During a hurricane, storm surge is one of the greatest threats to life and land, yet many people don’t understand the dire warnings from forecasters to get out of its way. So this season, they hope to offer easy-to-understand, color-coded maps and change the way they talk to the public.
Officials in Maryland and Delaware beach towns are hoping renovations, good publicity and activities pegged to historical events will help usher in a strong summer beach season, and they say the states are on track to receive more visitors this year.
Child-care centers, soup kitchens and a volunteer fire association are among the recipients of $5 million in Superstorm Sandy relief announced by the United Way of New York City.
Maryland’s two U.S. senators are announcing more federal aid to help Somerset County recover from Superstorm Sandy.
Officials in Cumberland say they’re removing or pruning more than 50 trees that have either been damaged by storms or are at risk of toppling over.
When red knots descend on the beaches of Delaware Bay this spring famished from their marathon flight toward the Canadian Arctic from the tip of South America, the rosy-breasted shorebirds may find slim pickings instead of the feast of horseshoe crab eggs they count on to fuel the rest of their migration.
The administration of Maryland Gov. Martin O’Malley says it plans to replace Garrett County’s emergency management chief to correct deficiencies revealed by Superstorm Sandy.

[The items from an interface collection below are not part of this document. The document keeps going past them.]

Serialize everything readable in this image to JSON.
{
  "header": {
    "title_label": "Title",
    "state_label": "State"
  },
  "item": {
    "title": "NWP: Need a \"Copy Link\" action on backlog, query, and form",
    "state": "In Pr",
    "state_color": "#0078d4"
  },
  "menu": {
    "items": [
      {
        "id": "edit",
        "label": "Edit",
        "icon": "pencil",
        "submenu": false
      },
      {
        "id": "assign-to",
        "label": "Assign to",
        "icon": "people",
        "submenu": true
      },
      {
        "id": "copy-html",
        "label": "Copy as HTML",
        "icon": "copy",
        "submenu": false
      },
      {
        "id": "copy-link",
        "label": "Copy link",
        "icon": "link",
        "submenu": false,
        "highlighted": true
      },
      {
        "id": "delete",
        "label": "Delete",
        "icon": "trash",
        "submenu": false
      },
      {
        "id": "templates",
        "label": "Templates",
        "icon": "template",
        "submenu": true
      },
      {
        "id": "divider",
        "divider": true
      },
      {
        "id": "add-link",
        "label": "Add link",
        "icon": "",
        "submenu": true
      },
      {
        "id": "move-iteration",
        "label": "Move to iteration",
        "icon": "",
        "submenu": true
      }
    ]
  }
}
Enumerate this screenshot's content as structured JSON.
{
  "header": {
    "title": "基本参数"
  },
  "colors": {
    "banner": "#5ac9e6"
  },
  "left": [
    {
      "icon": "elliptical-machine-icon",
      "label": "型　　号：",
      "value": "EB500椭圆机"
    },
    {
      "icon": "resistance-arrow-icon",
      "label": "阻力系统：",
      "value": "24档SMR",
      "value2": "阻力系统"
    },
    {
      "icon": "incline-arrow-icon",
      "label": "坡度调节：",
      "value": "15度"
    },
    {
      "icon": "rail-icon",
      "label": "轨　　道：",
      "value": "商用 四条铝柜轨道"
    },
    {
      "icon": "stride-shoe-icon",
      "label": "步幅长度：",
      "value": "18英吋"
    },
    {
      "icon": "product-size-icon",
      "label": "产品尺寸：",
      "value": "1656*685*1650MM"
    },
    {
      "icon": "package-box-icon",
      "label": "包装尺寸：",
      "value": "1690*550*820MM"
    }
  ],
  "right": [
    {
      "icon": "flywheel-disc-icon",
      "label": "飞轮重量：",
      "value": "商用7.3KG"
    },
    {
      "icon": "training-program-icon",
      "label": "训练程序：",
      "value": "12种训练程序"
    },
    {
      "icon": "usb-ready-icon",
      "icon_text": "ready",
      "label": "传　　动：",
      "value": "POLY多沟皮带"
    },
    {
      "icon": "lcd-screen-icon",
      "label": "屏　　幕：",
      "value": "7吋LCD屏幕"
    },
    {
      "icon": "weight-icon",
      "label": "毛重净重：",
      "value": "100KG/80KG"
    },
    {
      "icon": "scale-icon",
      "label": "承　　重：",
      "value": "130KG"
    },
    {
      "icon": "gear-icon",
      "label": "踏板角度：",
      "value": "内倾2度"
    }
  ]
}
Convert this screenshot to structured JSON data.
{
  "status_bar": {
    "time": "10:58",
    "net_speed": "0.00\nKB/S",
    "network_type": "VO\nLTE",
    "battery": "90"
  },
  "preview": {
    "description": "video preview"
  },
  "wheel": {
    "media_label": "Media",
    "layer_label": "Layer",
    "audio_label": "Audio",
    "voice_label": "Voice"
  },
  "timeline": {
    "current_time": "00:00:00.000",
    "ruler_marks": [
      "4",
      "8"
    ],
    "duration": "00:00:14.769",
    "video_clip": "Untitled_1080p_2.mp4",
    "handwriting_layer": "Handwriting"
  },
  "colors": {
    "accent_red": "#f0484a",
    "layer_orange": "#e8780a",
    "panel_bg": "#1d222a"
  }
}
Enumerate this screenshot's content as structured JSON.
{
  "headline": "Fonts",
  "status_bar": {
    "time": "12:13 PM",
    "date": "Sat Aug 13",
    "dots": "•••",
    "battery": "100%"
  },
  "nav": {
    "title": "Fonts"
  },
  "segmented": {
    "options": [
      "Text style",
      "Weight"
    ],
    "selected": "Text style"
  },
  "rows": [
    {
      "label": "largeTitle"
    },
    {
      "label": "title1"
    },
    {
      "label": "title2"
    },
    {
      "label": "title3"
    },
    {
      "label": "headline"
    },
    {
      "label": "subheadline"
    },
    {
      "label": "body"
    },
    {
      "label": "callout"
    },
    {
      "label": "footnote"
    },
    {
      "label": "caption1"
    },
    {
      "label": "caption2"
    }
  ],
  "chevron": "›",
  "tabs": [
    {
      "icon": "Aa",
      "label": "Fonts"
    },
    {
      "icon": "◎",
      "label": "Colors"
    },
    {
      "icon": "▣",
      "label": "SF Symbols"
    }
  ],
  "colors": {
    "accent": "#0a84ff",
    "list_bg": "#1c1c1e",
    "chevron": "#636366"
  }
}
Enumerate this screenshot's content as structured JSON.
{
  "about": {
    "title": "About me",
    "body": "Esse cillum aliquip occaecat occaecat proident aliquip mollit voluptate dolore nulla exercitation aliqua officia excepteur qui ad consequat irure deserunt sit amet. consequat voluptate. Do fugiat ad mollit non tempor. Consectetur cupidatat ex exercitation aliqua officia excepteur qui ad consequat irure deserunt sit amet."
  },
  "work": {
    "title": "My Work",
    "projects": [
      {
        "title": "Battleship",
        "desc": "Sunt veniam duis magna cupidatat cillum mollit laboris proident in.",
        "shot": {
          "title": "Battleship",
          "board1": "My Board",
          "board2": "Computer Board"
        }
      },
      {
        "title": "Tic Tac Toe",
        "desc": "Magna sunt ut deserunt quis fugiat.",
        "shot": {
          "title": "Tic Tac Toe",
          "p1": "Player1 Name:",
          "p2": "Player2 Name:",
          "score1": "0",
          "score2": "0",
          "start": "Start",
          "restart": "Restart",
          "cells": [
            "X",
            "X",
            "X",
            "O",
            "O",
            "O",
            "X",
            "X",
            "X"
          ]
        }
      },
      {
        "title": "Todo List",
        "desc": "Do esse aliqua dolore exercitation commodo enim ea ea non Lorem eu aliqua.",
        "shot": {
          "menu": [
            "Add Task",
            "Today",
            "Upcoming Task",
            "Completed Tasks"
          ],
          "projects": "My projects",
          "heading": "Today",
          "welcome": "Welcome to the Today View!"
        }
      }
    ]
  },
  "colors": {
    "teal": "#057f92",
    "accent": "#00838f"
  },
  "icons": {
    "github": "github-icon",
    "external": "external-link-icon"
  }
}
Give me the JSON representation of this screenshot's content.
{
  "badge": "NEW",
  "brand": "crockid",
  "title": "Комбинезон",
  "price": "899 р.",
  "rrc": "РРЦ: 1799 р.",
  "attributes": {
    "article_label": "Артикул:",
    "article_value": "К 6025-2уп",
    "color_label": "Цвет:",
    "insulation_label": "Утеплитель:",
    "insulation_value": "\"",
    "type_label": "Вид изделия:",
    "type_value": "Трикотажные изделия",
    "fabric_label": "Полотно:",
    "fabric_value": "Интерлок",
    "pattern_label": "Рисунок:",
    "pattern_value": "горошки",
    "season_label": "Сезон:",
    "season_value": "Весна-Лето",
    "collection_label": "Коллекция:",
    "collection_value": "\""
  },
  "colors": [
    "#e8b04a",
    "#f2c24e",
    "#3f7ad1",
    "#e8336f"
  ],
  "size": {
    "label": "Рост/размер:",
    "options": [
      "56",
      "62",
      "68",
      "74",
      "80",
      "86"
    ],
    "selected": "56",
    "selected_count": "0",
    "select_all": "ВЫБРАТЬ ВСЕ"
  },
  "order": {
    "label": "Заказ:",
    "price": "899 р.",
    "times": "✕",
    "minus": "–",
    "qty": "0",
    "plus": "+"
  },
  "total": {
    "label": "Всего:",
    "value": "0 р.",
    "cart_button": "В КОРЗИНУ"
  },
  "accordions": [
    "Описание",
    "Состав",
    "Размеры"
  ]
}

The Senate is set to vote Monday on a $50.5 billion emergency relief bill to help victims of Superstorm Sandy.
Maryland Sen. Barbara Mikulski will visit the city of Crisfield to observe recovery efforts that are ongoing in the wake of Superstorm Sandy.
Sen. Ben Cardin is scheduled to tour Crisfield to see how recovery efforts from Superstorm Sandy are going.
Rep. Andy Harris who represents parts of Maryland’s Eastern Shore in Congress is explaining why he voted against a $9.7 billion package for Superstorm Sandy relief.
When Superstorm Sandy rolled over the East Coast, Maryland was largely spared, but there was enough damage to attract the attention of federal authorities.